_Task objective:_ If a line in the records below contains the word "date", copy it out.

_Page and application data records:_
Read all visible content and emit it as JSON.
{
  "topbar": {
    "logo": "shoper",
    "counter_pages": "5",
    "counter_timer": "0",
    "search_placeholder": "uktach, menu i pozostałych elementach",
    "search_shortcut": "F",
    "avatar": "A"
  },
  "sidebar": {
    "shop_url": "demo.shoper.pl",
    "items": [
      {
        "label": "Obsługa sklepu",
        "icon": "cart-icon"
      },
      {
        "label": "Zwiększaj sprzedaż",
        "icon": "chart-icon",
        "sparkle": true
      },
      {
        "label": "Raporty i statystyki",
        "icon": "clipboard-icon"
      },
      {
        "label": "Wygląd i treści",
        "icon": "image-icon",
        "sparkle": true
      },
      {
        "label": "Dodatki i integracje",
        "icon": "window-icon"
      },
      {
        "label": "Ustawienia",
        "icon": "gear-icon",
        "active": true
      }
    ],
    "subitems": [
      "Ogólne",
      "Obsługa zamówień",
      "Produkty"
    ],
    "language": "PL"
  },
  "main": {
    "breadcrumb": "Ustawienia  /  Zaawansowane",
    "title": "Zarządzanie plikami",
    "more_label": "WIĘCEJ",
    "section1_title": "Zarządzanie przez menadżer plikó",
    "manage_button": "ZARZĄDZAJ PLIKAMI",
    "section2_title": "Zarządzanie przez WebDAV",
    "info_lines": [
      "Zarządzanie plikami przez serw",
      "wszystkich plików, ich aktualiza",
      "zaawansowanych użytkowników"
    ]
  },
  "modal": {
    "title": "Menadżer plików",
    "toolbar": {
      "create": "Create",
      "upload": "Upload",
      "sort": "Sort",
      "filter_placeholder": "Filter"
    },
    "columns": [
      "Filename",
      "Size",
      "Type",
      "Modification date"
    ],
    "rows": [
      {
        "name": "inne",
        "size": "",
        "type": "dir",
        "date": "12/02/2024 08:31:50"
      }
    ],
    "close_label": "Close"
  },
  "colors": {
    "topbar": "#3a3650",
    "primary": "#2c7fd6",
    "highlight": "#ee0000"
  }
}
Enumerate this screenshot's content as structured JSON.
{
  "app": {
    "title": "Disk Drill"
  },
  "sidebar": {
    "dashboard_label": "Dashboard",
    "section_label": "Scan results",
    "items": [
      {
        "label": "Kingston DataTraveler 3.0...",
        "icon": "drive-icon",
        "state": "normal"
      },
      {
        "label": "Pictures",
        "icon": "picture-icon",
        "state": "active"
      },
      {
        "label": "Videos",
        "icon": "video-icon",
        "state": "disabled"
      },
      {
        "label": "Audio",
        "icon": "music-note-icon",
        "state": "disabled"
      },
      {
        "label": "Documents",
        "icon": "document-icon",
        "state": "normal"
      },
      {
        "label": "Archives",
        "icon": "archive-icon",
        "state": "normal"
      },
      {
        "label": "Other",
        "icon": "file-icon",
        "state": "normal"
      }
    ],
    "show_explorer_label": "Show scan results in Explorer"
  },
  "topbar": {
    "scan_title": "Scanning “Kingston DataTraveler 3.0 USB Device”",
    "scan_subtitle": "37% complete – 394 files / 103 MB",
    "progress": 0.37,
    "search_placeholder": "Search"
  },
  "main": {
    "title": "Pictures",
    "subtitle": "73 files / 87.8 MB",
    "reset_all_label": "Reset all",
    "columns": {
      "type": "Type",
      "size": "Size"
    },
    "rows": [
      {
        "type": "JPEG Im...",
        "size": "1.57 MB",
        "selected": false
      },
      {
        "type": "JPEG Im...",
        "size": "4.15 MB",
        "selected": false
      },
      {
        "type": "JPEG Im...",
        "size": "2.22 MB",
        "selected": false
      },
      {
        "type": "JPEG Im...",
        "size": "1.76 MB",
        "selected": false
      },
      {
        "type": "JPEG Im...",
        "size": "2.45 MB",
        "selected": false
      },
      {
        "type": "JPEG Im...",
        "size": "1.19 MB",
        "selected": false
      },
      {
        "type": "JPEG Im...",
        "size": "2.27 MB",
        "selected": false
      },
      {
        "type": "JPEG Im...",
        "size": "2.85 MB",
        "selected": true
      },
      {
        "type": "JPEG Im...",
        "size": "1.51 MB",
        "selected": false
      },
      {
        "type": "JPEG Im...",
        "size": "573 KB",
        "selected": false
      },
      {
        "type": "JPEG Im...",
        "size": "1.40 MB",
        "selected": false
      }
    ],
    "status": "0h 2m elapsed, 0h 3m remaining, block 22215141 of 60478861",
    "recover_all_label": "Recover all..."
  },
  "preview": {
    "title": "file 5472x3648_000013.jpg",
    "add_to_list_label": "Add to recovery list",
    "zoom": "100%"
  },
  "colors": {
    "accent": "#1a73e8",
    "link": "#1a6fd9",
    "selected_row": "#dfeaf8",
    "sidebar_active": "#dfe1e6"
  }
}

_Answer to this task:_
      "Modification date"
        "date": "12/02/2024 08:31:50"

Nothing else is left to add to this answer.